## [Exercise goal]
Select from the records below every line that has the word "LvglWindowsSimulator" in it.

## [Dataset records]
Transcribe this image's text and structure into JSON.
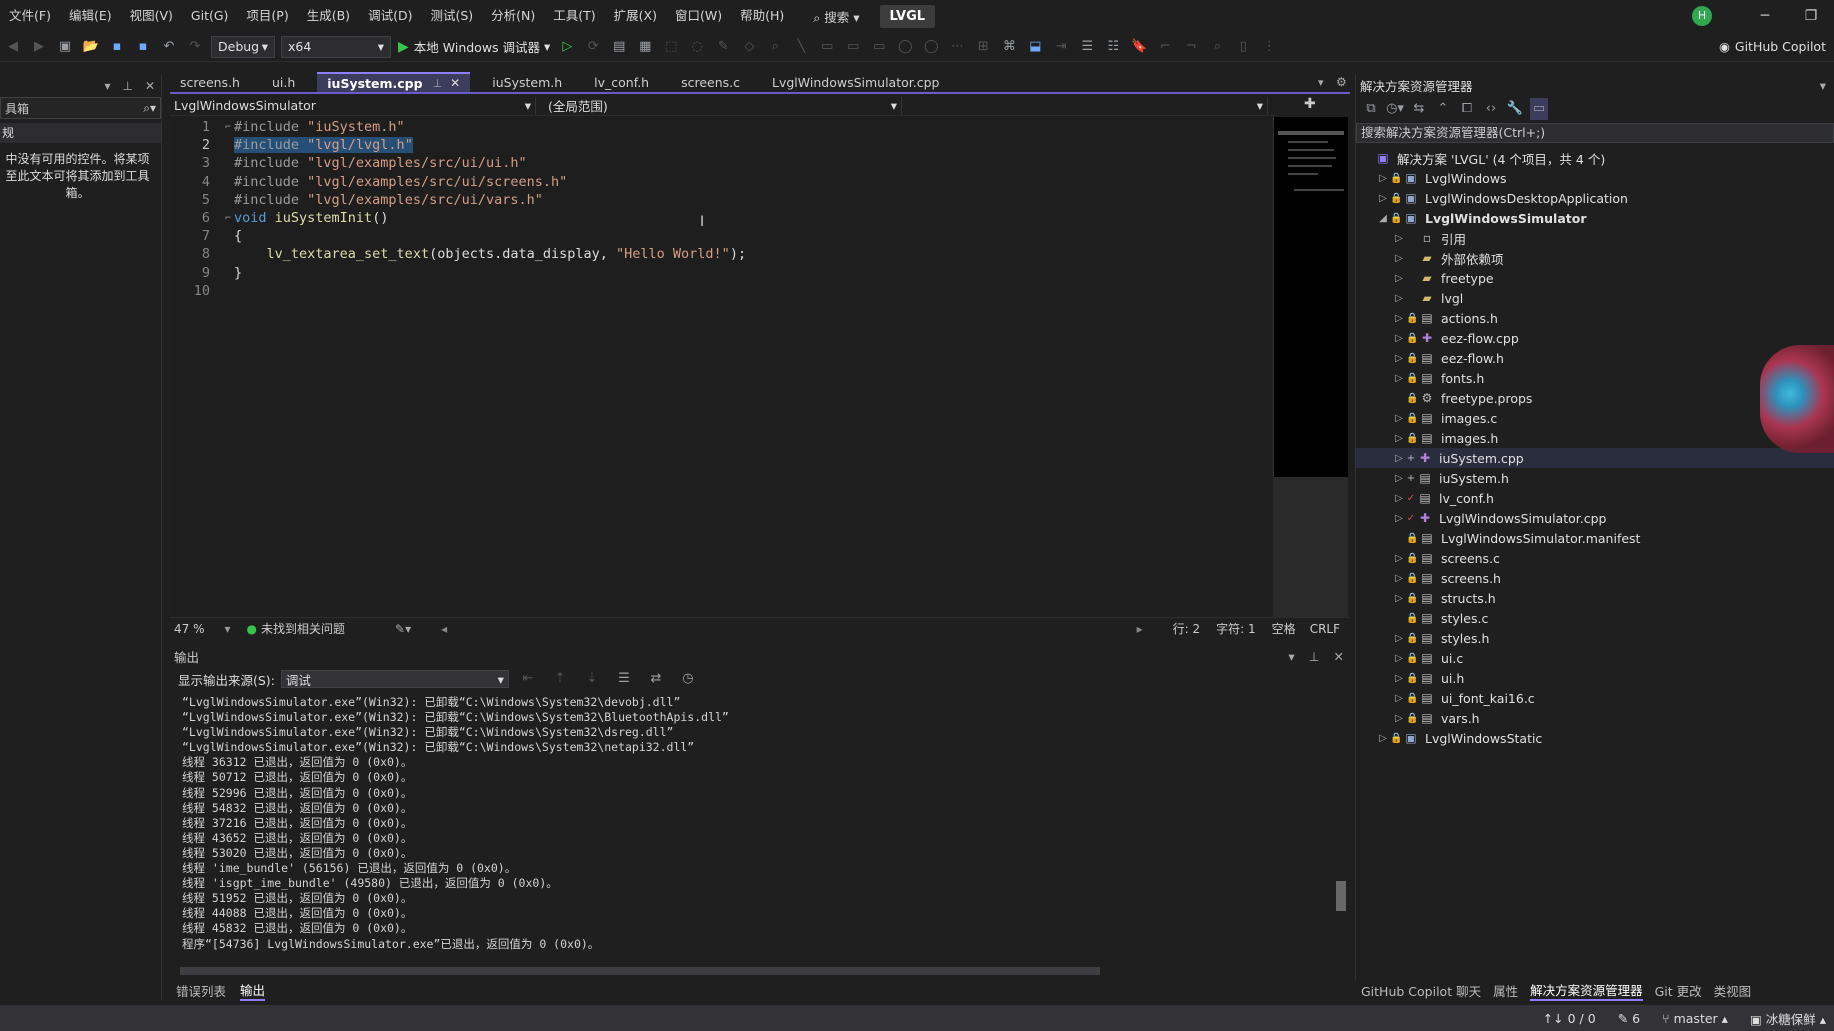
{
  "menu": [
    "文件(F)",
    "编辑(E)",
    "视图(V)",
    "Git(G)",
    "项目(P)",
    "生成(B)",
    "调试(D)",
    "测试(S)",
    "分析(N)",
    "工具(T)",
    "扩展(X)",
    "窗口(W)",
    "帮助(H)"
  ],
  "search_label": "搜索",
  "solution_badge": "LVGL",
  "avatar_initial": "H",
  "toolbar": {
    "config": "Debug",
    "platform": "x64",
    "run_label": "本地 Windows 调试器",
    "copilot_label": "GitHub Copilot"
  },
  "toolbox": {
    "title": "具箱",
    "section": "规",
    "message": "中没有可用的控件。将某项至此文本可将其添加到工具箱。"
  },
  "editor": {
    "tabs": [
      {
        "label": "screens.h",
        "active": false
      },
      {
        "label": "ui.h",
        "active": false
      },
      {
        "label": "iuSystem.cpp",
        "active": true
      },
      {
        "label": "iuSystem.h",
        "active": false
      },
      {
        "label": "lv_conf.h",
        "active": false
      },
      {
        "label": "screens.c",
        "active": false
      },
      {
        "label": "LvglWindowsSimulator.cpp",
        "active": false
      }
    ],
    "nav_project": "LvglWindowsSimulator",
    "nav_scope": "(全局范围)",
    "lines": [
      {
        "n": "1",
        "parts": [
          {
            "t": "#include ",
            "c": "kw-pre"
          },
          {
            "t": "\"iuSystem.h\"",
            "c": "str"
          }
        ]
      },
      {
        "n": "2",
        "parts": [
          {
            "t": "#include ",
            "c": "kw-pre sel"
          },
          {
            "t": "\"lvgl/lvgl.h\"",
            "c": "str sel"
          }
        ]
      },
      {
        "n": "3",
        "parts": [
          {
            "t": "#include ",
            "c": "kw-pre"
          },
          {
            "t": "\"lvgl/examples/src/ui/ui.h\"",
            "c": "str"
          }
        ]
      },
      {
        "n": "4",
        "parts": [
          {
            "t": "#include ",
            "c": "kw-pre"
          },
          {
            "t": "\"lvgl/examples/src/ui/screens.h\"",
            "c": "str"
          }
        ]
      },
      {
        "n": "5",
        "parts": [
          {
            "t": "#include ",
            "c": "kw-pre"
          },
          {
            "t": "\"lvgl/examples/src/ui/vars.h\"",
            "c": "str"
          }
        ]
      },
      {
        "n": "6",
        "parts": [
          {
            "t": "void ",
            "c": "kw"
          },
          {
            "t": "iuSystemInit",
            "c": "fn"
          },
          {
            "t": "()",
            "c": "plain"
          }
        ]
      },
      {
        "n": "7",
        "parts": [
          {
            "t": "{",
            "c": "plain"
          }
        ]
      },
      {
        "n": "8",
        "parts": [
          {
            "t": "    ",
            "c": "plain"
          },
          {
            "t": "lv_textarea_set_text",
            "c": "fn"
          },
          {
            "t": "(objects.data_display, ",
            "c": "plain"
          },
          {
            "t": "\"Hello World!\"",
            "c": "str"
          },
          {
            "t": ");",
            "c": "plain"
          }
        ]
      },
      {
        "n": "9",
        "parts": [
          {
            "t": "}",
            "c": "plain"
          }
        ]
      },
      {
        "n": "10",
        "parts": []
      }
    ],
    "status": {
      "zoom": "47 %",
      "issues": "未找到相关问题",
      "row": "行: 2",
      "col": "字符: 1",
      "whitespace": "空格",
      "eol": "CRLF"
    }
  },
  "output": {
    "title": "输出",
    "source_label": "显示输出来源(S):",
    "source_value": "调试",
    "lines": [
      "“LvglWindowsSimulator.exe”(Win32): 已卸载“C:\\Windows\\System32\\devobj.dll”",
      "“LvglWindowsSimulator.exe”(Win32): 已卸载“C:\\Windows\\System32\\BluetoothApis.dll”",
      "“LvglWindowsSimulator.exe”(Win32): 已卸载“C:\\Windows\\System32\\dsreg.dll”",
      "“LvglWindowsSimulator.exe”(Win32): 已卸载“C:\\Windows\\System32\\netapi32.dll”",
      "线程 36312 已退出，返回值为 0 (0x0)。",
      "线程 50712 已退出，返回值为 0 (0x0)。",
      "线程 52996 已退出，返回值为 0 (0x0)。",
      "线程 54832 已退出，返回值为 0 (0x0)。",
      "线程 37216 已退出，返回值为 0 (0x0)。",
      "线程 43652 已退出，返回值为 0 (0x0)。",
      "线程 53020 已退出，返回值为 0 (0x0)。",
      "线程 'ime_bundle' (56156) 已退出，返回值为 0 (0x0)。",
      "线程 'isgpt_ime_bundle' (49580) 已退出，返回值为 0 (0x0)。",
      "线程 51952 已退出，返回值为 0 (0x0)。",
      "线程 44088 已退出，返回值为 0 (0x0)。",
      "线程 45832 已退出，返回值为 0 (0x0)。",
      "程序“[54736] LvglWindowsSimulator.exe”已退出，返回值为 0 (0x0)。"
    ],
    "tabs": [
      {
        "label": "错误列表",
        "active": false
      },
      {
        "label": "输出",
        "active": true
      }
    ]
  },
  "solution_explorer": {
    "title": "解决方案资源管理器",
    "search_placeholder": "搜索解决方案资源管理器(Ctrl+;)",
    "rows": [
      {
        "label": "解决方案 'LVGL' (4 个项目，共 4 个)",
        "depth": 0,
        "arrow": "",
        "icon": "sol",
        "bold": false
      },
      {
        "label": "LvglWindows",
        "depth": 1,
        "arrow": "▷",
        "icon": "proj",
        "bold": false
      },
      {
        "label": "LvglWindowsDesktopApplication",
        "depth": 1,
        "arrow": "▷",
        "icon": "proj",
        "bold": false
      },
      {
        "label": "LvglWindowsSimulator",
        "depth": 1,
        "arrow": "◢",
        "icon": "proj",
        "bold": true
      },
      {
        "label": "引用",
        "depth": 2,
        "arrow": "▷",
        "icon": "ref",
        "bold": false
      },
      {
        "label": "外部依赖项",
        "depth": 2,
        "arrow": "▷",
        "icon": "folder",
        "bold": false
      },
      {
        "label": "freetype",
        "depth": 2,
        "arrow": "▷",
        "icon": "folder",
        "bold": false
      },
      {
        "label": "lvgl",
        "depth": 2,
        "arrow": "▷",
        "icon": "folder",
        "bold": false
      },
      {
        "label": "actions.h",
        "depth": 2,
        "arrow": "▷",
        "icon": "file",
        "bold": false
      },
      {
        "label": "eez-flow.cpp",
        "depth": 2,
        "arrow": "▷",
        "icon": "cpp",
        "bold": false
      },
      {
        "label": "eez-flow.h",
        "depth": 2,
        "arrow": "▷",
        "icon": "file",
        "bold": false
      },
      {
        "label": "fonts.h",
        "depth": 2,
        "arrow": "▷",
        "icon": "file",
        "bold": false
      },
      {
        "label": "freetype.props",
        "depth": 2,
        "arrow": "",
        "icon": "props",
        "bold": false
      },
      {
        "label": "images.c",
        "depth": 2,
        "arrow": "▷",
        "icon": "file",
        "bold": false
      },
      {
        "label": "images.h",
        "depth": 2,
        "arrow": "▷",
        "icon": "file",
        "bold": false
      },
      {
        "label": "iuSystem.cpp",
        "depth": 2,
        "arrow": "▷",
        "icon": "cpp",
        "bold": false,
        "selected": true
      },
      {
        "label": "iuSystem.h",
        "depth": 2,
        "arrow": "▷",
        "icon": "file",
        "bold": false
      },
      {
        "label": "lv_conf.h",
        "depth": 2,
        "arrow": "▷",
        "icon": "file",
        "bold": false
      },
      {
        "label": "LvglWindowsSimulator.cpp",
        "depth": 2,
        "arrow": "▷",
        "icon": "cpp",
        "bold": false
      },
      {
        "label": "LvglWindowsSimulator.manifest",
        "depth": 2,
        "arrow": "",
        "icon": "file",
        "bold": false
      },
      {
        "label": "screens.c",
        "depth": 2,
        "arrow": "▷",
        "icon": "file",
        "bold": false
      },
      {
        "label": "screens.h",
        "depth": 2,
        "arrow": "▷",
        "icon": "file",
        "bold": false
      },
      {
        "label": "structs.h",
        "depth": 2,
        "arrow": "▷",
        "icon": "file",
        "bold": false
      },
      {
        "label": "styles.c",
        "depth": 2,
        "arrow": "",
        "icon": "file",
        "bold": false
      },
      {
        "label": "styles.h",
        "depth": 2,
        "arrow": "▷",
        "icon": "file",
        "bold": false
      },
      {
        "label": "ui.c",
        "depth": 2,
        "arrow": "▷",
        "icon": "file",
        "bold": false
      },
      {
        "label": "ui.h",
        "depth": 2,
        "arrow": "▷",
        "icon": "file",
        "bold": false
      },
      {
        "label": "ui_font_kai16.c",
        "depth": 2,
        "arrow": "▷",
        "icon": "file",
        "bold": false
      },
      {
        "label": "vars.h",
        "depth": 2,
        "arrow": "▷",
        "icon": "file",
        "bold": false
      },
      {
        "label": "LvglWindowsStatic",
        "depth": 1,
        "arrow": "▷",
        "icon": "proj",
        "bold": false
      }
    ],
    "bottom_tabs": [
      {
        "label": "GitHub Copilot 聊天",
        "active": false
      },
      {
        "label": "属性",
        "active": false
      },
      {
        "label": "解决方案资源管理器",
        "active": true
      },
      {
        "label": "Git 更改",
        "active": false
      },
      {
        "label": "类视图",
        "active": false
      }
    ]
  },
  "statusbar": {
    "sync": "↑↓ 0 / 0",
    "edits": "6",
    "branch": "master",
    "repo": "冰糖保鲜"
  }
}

## [Answer for this exercise]
        "label": "LvglWindowsSimulator.cpp",
    "nav_project": "LvglWindowsSimulator",
      "“LvglWindowsSimulator.exe”(Win32): 已卸载“C:\\Windows\\System32\\devobj.dll”",
      "“LvglWindowsSimulator.exe”(Win32): 已卸载“C:\\Windows\\System32\\BluetoothApis.dll”",
      "“LvglWindowsSimulator.exe”(Win32): 已卸载“C:\\Windows\\System32\\dsreg.dll”",
      "“LvglWindowsSimulator.exe”(Win32): 已卸载“C:\\Windows\\System32\\netapi32.dll”",
      "程序“[54736] LvglWindowsSimulator.exe”已退出，返回值为 0 (0x0)。"
        "label": "LvglWindowsSimulator",
        "label": "LvglWindowsSimulator.cpp",
        "label": "LvglWindowsSimulator.manifest",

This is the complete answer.